The second reason for not being much interested in the existence of God is somewhat similar to the first. The idea existence is an idea without content. Stars exist—but this tells us nothing about the stars; mathematics exists—but this teaches us no mathematics; hallucinations also exist. The point is that a predicate, such as existence, that can be attached to everything indiscriminately tells us nothing about anything. A word, to mean something, must also not mean something. For example, if I say that some cats are black, the sentence has meaning only because some cats are white. If the adjective were attached to every possible subject—so all cats were black, all stars were black, and all politicians were black, as well as all the numbers in arithmetic, and God too—then the word black would have no meaning. It would not distinguish anything from something else. Since everything exists, exists is devoid of information. That is why the Catechism asks, What is God? Not, Does God exist?1

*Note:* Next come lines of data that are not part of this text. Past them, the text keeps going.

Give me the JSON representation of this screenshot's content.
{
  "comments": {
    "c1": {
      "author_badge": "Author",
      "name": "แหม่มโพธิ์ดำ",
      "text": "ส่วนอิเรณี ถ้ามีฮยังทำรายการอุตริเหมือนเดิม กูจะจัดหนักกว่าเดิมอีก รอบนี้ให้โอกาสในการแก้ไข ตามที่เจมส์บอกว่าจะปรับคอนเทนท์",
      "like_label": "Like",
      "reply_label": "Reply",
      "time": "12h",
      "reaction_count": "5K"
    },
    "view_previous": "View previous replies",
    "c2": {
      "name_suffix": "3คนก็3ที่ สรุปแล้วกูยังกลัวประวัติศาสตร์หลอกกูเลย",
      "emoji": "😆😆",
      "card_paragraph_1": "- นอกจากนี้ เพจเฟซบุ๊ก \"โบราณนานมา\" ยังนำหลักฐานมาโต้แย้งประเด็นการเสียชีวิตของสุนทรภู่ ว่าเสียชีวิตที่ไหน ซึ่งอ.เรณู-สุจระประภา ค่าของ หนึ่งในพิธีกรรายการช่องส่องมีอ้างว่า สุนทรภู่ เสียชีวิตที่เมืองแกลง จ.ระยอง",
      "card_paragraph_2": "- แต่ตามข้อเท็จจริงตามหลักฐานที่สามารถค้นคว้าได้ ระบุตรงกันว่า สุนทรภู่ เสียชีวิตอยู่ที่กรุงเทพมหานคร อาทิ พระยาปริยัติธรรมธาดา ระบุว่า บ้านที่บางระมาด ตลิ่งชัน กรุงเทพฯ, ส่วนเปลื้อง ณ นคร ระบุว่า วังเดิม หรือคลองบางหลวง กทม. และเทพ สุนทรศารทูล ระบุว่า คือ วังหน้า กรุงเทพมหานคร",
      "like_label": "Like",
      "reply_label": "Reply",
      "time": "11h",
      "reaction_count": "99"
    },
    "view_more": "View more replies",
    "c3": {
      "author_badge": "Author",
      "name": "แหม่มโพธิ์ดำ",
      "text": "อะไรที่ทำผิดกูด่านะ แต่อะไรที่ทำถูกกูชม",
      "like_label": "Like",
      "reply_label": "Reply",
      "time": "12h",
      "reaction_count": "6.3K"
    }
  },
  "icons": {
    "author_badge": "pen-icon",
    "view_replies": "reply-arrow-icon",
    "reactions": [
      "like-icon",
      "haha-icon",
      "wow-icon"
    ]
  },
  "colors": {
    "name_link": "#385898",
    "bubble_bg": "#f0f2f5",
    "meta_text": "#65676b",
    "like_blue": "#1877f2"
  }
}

Clark understood that the question of God’s “existence” needed to be clarified in order to be understood and addressed. Once this is done, it is plain to see that atheists are not concerned with the “existence” of God but with his “reality.” This “reality” must be defined as well, but for the atheist there is no way of justifying a concept of such an objective “reality.” Apart from a non-empirical, disembodied, omnipotent, omniscient, eternal, omnipresent mind, the universal truths requisite to cogent reasoning and speculation in the matters of metaphysics, epistemology, and even science do not “exist,” i.e. are not “real.” They are, instead, mere assertions whose truth value is uncritically accepted by the atheist in his complaints against Christianity.

In his attempt to identify God as unreal, the atheist turns to creation and imbues it with divinity. Not only does matter become the source of all power, all order, all modes of being, all knowledge, all history, whose ever evasive essence can only be known by a process of negative abstraction from reflection on physical things (i.e. the via negativa) – it becomes the teleological terminus of all of the atheist’s thinking and acting. Whereas Christianity loudly proclaims Soli Deo Gloria!, the atheist affirms Solam Materiam Gloria! And by so doing confirms that his lack of belief in other gods, including the one true God, does not indicate that he lacks belief in all gods. For the atheist, there is only one ontological entity greater than which none may be conceived; and that entity we all know as Matter.

1 “Atheism,” Trinity Foundation,, Accessed April 25, 2019.